Exercise directions. All of the data is to be set down again without alteration.

BEGIN The data

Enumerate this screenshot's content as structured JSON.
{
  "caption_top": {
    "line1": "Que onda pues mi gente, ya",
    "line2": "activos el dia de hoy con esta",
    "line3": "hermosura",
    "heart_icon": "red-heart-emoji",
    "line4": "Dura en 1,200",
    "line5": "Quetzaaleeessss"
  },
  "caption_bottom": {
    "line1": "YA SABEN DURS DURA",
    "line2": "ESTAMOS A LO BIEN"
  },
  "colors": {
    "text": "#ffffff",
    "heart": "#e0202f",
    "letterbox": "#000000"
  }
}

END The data

Exercise result.
Enumerate this screenshot's content as structured JSON.
{
  "caption_top": {
    "line1": "Que onda pues mi gente, ya",
    "line2": "activos el dia de hoy con esta",
    "line3": "hermosura",
    "heart_icon": "red-heart-emoji",
    "line4": "Dura en 1,200",
    "line5": "Quetzaaleeessss"
  },
  "caption_bottom": {
    "line1": "YA SABEN DURS DURA",
    "line2": "ESTAMOS A LO BIEN"
  },
  "colors": {
    "text": "#ffffff",
    "heart": "#e0202f",
    "letterbox": "#000000"
  }
}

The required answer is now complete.